Slice each log into cookies "on the scant side of 1/4 inch" (description courtesy of David Lebovitz, who gave Greenspan this recipe). Place them on your baking sheet, cooking only one batch at a time on a rack centered in your oven.
Sprinkle the optional sea salt on top of each cookie at this stage if using.
Bake the cookies for 12 to 14 minutes. They are done when they are slightly firm but not colored.
Transfer to a rack to cool, and cook remaining batches as and when needed.
Cooking Note: The flavor of the Sweet Sesame Seaweed was perfectly suited to use in this recipe. That said, I definitely plan to experiment a bit and will try the toasted nori method to compare. I also wonder if furikake might be a transformative addition?
Other dishes I cooked from this book include:
Orange-Scented Lentil Soup - I love lentils so am always looking out for new ways to prepare them.

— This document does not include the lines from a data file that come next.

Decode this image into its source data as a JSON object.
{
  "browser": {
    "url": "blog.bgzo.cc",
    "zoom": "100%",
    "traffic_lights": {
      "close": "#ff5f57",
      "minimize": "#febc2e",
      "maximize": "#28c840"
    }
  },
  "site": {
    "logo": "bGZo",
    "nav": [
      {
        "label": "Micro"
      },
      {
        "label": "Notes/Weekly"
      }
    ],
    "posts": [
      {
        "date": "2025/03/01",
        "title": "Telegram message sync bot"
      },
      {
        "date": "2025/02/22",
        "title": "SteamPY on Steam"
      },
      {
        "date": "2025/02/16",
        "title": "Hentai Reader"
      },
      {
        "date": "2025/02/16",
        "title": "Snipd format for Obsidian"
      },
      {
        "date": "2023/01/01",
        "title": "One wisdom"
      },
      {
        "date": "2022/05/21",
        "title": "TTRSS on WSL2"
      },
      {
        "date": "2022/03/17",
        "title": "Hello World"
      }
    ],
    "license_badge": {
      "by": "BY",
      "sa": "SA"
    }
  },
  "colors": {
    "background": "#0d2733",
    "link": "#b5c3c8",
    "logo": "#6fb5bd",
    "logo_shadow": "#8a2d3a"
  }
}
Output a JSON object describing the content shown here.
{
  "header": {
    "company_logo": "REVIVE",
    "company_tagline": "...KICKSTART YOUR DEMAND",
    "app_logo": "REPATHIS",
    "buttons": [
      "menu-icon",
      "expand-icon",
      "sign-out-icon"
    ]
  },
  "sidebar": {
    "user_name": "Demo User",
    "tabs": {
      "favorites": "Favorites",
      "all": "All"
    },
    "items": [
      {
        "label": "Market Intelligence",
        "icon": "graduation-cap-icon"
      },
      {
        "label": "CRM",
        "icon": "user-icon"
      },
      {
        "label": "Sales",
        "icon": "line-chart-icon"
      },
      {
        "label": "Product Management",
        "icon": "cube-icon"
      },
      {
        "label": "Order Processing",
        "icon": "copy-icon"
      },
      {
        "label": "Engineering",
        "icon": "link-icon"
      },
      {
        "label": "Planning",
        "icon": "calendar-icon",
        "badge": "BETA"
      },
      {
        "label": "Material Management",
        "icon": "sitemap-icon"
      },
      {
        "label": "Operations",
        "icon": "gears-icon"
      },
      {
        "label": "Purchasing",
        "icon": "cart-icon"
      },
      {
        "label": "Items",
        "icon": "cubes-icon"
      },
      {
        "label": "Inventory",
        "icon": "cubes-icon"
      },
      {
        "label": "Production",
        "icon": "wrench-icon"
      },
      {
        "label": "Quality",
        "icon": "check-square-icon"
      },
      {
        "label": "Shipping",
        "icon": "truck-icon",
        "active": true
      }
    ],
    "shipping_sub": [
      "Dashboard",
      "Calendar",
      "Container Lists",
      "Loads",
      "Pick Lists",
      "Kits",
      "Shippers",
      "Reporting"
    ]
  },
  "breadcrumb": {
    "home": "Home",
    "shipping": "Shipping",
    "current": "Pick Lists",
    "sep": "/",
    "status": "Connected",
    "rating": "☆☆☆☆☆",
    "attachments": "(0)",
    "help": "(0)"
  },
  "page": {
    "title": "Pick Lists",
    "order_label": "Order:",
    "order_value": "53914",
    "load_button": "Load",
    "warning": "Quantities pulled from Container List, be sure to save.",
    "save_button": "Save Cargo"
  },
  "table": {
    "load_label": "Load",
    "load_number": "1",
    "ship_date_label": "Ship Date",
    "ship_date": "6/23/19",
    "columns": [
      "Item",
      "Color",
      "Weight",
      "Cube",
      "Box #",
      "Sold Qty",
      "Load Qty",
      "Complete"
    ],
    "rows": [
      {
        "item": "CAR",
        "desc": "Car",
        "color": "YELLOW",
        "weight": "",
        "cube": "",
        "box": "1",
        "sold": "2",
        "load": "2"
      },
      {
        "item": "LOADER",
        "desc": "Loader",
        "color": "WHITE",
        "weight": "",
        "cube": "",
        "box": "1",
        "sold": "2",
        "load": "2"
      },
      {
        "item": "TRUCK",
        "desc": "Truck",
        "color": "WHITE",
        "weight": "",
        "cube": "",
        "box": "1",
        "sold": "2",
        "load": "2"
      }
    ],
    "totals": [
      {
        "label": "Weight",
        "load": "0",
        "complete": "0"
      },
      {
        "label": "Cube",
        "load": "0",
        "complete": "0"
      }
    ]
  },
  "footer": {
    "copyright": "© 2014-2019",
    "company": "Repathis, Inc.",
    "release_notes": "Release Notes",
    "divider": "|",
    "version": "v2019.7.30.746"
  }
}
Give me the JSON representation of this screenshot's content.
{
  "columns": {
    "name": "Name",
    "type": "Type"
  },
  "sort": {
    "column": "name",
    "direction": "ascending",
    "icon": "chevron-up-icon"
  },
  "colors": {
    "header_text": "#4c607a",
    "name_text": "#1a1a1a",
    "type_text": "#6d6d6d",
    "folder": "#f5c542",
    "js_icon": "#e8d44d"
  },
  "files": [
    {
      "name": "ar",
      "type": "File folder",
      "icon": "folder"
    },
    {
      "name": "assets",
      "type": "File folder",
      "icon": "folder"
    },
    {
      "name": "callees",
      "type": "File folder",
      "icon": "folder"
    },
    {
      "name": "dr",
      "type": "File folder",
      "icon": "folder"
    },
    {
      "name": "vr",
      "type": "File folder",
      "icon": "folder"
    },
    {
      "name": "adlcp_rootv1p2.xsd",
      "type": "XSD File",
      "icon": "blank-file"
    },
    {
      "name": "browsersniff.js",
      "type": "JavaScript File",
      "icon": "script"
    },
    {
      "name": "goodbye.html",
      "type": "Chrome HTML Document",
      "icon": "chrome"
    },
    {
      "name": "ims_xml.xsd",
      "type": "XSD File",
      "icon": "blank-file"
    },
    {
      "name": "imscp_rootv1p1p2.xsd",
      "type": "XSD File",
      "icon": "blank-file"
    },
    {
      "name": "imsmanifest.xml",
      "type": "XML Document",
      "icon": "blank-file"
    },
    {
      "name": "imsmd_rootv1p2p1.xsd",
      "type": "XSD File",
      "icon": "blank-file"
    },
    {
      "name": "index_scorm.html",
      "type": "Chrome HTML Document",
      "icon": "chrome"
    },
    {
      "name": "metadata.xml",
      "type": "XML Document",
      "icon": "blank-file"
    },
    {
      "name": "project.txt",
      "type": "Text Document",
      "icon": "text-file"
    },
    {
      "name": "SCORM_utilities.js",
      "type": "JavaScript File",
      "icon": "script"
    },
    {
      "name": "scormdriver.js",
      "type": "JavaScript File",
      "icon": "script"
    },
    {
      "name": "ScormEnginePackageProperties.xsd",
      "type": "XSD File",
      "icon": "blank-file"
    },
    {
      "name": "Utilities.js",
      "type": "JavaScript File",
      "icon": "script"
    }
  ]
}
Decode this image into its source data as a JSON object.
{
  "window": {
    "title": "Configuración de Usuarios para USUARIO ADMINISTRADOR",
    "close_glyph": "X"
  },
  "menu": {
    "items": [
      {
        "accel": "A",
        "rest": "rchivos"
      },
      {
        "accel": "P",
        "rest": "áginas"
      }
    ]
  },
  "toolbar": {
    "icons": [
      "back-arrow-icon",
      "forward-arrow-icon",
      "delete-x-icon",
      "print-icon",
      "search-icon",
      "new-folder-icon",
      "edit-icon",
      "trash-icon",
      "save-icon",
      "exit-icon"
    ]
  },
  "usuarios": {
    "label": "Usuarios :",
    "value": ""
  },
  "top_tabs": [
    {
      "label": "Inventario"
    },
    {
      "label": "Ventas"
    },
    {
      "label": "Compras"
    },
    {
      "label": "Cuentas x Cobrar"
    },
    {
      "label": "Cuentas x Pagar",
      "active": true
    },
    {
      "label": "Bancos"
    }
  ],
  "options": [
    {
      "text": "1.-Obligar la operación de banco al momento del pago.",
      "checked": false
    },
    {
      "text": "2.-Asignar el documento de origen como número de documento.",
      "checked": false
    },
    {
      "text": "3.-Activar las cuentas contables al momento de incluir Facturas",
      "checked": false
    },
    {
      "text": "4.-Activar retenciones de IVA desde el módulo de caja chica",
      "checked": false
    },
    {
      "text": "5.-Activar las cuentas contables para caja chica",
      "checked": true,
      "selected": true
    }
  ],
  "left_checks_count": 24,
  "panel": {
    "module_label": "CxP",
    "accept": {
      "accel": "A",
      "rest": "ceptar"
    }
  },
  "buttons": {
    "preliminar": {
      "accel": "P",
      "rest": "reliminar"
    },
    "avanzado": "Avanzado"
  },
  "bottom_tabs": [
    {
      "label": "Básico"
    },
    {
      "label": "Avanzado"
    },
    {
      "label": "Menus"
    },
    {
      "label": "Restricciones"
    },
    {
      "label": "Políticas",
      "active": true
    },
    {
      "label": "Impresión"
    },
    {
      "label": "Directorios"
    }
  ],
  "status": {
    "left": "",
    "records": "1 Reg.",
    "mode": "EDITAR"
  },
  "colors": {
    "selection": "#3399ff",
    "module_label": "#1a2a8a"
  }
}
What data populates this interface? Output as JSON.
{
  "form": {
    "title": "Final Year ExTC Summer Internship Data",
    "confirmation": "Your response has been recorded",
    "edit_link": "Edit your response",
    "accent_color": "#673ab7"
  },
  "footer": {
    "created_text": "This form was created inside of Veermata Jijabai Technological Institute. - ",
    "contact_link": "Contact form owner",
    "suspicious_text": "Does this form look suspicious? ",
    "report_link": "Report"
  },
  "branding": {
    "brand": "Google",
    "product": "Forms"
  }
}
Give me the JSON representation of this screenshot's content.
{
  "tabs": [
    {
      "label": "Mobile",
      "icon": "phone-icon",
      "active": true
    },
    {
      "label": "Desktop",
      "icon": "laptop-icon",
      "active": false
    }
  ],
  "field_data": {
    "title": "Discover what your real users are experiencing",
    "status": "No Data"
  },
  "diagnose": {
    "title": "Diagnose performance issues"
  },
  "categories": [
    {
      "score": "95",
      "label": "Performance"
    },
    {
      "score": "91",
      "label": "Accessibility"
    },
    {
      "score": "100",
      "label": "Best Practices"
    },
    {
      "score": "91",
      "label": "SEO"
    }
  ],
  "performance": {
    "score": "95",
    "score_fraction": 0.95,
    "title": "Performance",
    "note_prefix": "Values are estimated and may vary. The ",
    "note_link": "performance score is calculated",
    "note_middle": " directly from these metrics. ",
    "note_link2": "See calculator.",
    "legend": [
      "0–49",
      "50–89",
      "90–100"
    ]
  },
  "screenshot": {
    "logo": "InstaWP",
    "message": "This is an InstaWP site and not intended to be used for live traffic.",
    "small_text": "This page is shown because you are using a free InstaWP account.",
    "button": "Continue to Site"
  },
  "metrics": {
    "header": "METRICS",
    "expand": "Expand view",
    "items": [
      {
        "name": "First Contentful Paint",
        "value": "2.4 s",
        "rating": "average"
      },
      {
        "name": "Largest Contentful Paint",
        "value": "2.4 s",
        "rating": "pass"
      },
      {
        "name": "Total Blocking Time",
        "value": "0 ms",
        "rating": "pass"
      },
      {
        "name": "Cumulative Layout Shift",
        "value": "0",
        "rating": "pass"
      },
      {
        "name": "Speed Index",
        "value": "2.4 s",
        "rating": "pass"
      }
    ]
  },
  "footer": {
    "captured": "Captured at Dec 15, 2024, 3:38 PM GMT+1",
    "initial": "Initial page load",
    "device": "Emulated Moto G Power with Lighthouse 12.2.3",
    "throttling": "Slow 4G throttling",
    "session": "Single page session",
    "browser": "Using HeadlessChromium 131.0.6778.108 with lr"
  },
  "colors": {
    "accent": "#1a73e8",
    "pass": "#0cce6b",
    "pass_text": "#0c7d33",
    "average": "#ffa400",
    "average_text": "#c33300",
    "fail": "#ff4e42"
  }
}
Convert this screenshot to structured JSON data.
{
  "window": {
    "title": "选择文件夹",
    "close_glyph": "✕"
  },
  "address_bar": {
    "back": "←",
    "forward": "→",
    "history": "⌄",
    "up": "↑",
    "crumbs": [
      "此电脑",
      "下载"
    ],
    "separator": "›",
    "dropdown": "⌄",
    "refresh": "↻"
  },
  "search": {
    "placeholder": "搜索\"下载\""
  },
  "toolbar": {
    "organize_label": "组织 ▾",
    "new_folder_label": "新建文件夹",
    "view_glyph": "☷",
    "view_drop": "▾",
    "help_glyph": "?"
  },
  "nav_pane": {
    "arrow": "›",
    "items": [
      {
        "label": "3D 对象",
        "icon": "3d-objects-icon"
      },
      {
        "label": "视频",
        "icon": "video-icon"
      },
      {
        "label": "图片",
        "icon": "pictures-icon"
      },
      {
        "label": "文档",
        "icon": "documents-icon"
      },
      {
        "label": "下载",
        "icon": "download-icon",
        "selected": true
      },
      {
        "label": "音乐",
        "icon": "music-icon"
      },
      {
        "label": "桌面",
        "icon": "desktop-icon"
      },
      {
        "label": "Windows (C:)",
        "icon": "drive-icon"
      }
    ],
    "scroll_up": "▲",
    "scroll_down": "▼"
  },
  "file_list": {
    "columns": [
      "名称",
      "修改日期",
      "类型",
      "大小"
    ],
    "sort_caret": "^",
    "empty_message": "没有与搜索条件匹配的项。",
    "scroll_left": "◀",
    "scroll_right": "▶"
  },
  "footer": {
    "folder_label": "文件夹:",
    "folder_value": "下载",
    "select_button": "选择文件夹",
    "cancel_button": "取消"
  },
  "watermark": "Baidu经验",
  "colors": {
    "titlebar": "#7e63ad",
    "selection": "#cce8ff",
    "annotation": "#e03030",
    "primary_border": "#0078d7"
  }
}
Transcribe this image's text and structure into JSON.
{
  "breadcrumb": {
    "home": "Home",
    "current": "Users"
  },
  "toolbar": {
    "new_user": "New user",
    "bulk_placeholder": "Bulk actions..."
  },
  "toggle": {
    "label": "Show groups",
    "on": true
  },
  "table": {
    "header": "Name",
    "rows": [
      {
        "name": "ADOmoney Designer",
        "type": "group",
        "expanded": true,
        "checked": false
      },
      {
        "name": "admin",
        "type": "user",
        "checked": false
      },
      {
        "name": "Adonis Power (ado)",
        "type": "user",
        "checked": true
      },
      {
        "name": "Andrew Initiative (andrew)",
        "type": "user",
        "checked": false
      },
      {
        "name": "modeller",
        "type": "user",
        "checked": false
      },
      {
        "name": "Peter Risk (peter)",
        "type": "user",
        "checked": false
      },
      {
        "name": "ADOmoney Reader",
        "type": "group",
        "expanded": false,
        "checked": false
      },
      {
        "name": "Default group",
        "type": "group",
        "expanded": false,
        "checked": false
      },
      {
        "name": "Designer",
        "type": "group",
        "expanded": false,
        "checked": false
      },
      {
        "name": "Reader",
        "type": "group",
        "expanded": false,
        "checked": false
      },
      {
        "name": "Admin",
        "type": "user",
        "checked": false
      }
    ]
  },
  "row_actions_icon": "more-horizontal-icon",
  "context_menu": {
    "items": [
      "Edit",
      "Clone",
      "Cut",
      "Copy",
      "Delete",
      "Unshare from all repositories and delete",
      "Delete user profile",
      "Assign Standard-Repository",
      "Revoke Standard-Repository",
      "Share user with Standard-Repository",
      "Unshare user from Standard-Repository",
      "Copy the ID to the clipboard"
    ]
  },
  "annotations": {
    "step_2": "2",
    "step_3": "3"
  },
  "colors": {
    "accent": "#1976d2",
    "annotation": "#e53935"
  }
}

This recipe immediately tempted my taste buds, and being citrus season, how could I refuse them? My favorite way to pimp this soup out? Top it with a dollop of yogurt, some fresh dill, smoked sea salt, and a bit of hot sauce. (PS It is very hard to make a pureed lentil soup look good).
Lime and Honey Beet Salad - Nice, bright and simple. They way beets should be served in my humble opinion. I added a bit more lime juice than the recipe called for, and used some lime, cilantro and gingergrass flavored salt I had on hand.
Dilled Gravlax with Mustard Sauce - I left this to cure for 72 hours, which concluded this evening...but I didn't tackle the job until after dinner, and was too full to try it. I'm betting it won't disappoint.